• _Exercise inputs_
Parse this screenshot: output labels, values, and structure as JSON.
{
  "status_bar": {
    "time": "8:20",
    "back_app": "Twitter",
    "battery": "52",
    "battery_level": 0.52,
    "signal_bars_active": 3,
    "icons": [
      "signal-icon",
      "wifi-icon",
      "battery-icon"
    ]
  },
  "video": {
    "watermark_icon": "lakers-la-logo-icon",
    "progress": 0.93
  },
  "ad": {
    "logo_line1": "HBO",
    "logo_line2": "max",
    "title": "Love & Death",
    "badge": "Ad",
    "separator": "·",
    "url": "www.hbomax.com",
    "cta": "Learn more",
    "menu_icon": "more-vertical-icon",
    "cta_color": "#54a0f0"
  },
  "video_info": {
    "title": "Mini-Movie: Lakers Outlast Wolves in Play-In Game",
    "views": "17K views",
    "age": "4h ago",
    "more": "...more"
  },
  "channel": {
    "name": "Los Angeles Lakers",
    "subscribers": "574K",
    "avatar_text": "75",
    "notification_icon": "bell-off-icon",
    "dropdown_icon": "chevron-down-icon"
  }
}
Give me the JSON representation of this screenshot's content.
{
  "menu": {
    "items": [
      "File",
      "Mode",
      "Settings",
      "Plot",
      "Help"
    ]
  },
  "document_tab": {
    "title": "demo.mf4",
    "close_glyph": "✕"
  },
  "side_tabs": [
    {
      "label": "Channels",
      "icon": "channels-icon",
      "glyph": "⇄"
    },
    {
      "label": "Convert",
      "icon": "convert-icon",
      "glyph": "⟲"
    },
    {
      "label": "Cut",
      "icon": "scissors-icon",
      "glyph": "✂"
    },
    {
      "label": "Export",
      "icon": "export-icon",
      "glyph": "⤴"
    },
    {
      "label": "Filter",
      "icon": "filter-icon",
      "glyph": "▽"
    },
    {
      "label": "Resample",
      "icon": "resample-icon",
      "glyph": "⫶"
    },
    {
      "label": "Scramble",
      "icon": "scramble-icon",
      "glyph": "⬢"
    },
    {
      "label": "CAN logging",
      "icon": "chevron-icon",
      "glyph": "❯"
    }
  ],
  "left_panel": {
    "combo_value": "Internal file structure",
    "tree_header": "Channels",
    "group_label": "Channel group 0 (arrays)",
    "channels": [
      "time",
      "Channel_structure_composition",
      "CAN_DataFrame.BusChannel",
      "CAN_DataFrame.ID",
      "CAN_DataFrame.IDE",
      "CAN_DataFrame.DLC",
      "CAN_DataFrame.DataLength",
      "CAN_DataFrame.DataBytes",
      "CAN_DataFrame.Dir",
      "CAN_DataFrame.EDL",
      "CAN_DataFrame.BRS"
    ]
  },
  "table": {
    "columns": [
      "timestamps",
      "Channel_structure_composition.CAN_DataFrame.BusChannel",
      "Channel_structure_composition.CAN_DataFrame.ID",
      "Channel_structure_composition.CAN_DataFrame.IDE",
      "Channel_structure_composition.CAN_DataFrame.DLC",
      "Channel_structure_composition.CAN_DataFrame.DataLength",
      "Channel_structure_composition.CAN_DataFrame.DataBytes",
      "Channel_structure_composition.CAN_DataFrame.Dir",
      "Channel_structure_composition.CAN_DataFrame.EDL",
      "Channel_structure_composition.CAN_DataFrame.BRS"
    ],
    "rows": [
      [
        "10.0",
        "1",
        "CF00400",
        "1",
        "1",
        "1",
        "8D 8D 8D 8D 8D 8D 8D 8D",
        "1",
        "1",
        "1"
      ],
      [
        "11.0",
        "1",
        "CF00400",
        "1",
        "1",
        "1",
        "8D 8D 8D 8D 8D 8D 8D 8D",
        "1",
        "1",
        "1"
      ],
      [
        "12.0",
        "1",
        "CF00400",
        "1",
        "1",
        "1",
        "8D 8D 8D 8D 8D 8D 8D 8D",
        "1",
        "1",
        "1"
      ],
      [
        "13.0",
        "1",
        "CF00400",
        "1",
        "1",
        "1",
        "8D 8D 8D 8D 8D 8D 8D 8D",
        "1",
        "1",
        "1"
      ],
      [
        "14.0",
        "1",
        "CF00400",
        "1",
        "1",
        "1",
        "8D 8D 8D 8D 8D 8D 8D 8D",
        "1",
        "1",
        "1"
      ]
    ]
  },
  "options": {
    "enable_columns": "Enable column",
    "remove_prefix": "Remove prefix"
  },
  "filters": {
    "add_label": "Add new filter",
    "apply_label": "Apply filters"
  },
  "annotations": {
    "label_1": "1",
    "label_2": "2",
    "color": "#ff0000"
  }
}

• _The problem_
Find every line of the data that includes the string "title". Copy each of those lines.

• _Written solution_
    "title": "Love & Death",
    "title": "Mini-Movie: Lakers Outlast Wolves in Play-In Game",
    "title": "demo.mf4",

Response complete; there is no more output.